"The symposium is KU's premier celebration of the excellent research, scholarship and creative works completed by KU undergraduates each year," said John Augusto, assistant vice provost. "On Saturday, over 160 students will present their work, a 60 percent increase compared to last year’s participation. We are thrilled that this event continues to grow each year."

The Undergraduate Research Symposium is sponsored by the Center for Undergraduate Research and the Office of Research. Undergraduate students, faculty and the general public are invited to attend the symposium to learn about the breadth of undergraduate research at KU. A full list of student presenters and a schedule for the day are available on the Center’s website.

ACE Research Talks

The ACE Research Talks are the keynote presentations for the day. These talks showcase students presenting their research and creative projects in an (A)ccesible, (C)reative and (E)ngaging way. Students applied to give an ACE Research Talk by submitting an abstract of their work and a short video of themselves talking about their research. ACE Research Talk presenters each receive $500 in addition to the featured speaking slot.
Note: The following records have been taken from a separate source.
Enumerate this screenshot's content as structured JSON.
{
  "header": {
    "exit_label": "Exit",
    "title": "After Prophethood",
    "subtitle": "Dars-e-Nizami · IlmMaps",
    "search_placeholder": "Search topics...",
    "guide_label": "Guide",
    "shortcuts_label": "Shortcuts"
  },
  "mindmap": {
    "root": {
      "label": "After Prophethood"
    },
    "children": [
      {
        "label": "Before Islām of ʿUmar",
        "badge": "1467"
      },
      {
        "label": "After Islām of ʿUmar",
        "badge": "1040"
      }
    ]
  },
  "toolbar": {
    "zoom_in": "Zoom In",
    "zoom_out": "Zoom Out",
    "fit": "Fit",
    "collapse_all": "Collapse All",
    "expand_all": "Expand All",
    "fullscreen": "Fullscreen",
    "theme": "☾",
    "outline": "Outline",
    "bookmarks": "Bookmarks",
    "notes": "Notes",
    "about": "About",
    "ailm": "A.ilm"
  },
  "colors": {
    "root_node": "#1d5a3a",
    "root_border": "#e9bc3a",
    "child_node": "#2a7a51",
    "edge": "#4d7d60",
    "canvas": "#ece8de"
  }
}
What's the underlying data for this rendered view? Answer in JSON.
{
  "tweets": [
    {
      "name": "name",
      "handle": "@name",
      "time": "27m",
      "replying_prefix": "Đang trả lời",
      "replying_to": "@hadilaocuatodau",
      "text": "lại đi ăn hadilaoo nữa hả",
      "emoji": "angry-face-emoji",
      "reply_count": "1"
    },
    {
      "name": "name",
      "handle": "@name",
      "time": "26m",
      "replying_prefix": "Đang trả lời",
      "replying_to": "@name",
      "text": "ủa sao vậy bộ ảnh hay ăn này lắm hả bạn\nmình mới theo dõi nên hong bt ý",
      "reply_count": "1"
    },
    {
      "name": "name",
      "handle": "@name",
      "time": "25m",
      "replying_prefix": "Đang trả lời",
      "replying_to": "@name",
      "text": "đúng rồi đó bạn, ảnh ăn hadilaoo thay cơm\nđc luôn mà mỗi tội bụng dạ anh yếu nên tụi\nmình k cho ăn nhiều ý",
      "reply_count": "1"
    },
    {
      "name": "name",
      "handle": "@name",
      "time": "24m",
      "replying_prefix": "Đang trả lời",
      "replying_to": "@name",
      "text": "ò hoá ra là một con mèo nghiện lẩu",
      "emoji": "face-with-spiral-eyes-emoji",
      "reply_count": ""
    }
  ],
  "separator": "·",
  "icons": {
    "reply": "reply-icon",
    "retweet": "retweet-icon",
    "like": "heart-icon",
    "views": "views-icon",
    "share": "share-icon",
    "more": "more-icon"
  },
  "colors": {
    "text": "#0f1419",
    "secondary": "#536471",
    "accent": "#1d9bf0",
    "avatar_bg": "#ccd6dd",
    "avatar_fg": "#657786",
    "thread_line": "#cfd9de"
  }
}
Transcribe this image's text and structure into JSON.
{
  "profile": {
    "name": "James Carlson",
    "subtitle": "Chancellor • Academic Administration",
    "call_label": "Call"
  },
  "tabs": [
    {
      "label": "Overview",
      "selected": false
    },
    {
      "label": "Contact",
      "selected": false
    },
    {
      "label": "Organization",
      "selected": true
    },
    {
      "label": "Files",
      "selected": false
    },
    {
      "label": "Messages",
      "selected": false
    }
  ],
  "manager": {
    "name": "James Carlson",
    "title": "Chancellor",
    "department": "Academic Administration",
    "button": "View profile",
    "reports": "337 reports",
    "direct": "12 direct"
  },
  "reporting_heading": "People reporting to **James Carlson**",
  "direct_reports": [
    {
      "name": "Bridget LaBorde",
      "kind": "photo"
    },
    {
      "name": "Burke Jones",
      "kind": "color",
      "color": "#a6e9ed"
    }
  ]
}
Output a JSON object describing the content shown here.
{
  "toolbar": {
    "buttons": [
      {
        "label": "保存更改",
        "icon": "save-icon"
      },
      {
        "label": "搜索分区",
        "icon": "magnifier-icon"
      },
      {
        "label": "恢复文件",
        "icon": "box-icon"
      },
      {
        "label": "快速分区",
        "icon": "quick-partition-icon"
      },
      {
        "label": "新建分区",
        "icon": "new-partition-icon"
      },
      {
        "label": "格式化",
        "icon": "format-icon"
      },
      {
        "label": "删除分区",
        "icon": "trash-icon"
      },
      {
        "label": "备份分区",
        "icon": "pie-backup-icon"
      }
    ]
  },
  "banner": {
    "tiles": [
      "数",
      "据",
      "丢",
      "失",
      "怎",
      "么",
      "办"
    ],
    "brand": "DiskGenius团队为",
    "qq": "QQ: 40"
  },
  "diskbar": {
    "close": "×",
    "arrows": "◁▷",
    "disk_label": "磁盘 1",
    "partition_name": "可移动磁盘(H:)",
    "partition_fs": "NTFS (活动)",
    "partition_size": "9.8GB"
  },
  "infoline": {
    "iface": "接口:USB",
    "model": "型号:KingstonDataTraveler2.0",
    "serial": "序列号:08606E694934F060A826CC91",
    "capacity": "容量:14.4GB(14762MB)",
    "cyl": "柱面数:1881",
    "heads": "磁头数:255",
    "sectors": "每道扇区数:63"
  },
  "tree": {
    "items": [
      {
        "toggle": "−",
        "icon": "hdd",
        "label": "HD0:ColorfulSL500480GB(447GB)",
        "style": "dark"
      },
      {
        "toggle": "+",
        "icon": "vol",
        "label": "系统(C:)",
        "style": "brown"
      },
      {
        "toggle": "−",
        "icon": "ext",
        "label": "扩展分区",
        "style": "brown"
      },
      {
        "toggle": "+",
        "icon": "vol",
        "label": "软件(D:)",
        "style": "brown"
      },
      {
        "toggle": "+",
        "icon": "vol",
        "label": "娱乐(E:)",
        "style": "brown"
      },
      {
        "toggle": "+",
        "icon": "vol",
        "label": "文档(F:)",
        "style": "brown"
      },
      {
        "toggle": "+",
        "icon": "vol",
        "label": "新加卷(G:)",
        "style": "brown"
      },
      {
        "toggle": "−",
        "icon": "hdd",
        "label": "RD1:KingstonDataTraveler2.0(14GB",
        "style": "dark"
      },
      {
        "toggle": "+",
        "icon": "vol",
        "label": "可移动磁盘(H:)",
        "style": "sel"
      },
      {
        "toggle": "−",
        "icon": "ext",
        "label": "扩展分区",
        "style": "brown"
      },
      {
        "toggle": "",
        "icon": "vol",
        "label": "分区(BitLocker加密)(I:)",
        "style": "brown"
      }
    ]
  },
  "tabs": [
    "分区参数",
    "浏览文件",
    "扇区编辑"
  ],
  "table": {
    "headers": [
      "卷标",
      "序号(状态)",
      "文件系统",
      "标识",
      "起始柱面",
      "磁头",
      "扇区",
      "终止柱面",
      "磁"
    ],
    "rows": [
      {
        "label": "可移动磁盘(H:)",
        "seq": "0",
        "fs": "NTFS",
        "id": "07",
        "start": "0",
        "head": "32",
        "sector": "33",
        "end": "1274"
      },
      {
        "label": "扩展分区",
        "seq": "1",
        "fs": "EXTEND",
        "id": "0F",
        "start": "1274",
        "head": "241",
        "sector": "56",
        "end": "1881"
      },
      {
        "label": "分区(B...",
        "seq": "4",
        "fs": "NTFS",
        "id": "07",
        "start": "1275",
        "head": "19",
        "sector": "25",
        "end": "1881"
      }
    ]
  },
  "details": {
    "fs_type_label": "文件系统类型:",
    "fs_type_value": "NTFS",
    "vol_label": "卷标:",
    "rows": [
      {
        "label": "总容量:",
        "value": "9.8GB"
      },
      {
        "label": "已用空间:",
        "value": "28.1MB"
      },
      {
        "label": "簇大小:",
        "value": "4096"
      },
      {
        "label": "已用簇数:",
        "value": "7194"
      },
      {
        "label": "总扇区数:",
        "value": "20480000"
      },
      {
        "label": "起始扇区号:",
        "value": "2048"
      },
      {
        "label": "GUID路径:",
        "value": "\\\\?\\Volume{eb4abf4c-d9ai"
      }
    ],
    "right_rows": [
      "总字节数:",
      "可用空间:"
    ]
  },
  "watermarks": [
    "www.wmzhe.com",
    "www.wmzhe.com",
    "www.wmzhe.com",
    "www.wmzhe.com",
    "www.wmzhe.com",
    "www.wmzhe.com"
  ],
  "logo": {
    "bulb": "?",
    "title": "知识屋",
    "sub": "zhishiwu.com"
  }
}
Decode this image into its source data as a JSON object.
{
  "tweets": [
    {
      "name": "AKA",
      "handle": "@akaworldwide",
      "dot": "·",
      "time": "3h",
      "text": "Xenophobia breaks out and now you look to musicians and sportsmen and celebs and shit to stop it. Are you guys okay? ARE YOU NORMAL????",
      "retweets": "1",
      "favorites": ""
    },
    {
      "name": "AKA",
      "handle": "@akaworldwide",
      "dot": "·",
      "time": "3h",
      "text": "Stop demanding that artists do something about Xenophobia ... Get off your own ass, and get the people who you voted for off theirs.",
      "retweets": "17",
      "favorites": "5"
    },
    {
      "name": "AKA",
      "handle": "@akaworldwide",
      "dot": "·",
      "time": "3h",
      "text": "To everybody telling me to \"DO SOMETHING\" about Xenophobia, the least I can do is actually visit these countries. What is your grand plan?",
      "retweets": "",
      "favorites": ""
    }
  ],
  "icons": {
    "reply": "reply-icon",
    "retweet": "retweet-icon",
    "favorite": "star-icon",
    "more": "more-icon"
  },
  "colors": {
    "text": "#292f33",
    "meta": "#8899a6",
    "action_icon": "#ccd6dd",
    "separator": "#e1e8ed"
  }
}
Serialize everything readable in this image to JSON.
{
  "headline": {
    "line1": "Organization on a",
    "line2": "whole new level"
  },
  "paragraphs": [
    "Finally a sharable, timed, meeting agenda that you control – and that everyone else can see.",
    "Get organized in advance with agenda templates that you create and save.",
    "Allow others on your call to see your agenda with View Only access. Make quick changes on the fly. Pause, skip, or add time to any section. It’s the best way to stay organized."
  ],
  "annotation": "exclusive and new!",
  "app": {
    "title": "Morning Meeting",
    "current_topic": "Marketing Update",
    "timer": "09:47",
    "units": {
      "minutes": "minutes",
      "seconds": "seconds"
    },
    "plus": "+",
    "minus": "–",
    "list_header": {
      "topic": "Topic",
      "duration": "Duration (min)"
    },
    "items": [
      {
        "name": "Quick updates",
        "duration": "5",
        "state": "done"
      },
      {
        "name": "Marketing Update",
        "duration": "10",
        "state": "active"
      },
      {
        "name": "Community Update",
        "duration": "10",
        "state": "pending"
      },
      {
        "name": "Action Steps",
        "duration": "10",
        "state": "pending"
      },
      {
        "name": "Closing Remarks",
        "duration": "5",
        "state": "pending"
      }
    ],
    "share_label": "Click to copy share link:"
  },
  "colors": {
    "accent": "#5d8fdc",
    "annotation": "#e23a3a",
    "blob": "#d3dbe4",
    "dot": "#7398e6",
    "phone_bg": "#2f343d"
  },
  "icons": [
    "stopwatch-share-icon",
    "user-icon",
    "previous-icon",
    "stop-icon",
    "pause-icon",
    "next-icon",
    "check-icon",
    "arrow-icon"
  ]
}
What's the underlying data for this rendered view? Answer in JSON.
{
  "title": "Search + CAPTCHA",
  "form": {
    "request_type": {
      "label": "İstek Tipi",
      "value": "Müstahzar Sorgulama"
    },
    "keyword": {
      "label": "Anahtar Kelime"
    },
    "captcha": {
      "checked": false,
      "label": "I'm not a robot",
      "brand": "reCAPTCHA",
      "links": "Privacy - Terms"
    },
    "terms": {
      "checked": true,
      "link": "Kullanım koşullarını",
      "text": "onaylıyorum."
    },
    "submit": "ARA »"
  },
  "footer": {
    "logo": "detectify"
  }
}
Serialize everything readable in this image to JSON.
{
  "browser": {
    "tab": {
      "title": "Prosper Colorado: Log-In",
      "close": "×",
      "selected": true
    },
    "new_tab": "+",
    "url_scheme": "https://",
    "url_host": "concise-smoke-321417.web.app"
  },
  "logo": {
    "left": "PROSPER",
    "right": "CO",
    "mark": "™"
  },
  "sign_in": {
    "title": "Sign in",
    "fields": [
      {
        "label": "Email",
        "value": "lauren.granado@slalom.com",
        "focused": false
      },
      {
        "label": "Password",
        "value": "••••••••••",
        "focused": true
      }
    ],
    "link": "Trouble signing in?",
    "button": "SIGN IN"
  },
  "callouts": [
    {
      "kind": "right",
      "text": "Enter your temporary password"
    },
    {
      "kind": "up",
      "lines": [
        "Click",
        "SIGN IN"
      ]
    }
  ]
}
The 2015 ACE Research Talk winners:

  • Katherine Deckert, Leawood, “An Examination of the Structure of Obsessive Compulsive Personality Traits in Autism Spectrum Disorders Using Network Analysis"; research mentors: Evangelia Chrysikou, psychology; Stephen Ilardi, psychology.
  • Andrea Livingston, Wichita, “Lipid Monolayer Compression Isotherms for Characterization of Adjuvant Mechanisms of Action”; research mentors: Prajna Dhar, chemical & petroleum engineering; Cory Berkland, pharmaceutical chemistry.
  • Michael Wysong, Larned, “Exploring Musical Theatre Song Cycles”; research mentor: John Staniunas, theatre.

KU Today
Course offerings are “among the most comprehensive in the nation,” according to “A Review of Fifty Public University Honors Programs”
98% of University Honors Program graduates are employed or accepted to graduate school within six months of graduation
40% of students in the University Honors Program conduct research before graduation
9 to 1: Average ratio of KU honors students to faculty advisors
1 of only 7 programs nationwide to receive a top rating from “A Review of Fifty Public University Honors Programs” in 2014
60% of University Honors Program students study abroad
KU honors students select their advisors from top-ranked KU faculty